Serviceability Performance of Timber Concrete Composite Floors


  • Thomas Tannert Wood Engineering, University of Northern British Columbia
  • Md Mehdi Ebadi Wood Engineering, University of Northern British Columbia
  • Adam Gerber Aspect Engineering, Vancouver, Canada
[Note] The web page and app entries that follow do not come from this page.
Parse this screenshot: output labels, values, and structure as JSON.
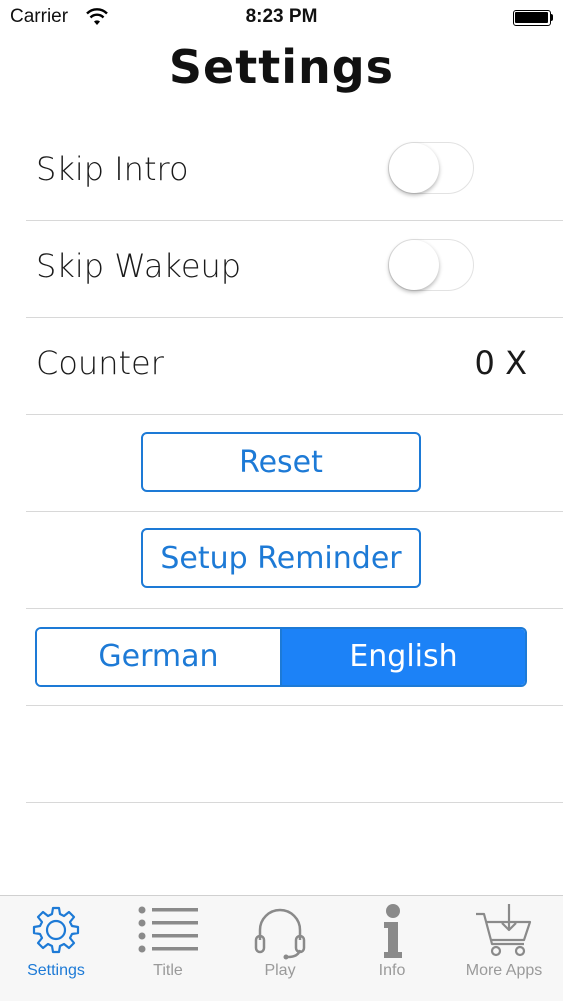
{
  "status_bar": {
    "carrier": "Carrier",
    "time": "8:23 PM"
  },
  "page": {
    "title": "Settings"
  },
  "settings": {
    "skip_intro": {
      "label": "Skip Intro",
      "on": false
    },
    "skip_wakeup": {
      "label": "Skip Wakeup",
      "on": false
    },
    "counter": {
      "label": "Counter",
      "value": "0 X"
    }
  },
  "buttons": {
    "reset": "Reset",
    "setup_reminder": "Setup Reminder"
  },
  "language": {
    "options": [
      "German",
      "English"
    ],
    "selected": "English"
  },
  "colors": {
    "accent": "#1d7ad6",
    "selected_segment": "#1c82f7",
    "inactive_tab": "#9a9a9a"
  },
  "tab_bar": {
    "items": [
      {
        "label": "Settings",
        "icon": "gear-icon",
        "active": true
      },
      {
        "label": "Title",
        "icon": "list-icon",
        "active": false
      },
      {
        "label": "Play",
        "icon": "headphones-icon",
        "active": false
      },
      {
        "label": "Info",
        "icon": "info-icon",
        "active": false
      },
      {
        "label": "More Apps",
        "icon": "cart-icon",
        "active": false
      }
    ]
  }
}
There is much potential for engineered wood products to be used beyond low-rise residential construction when incorporating the notion of hybrid systems like timber-concrete-composites (TCC). TCC systems are comprised of a timber element connected to a concrete slab through a shear connection. By combining the complimentary properties of timber and concrete, the performance of timber floors can be enhanced, including bending stiffness, load-bearing capacity, dynamic response, airborne sound transmission, structural fire rating, and thermal mass. A large number of T-beam TCC systems existed for decades; however, the growing availability of panel-type products in North America offers designers greater versatility in terms of structural and building physics performance. While stiffness and strength design of TCC systems is straight-forward, there is little design guidance available in terms of vibration and long-term performance. The bending, vibration and long-term performance for a range of TCC systems in several EWPs were validated on small-scale shear tests, floor panels subjected to serviceability loads for 2.5 years, and subsequent full-size bending tests. The tests confirmed that calculations according to the ?-method can predict the basic stiffness and dynamic properties of TCC floors within a reasonable degree of accuracy.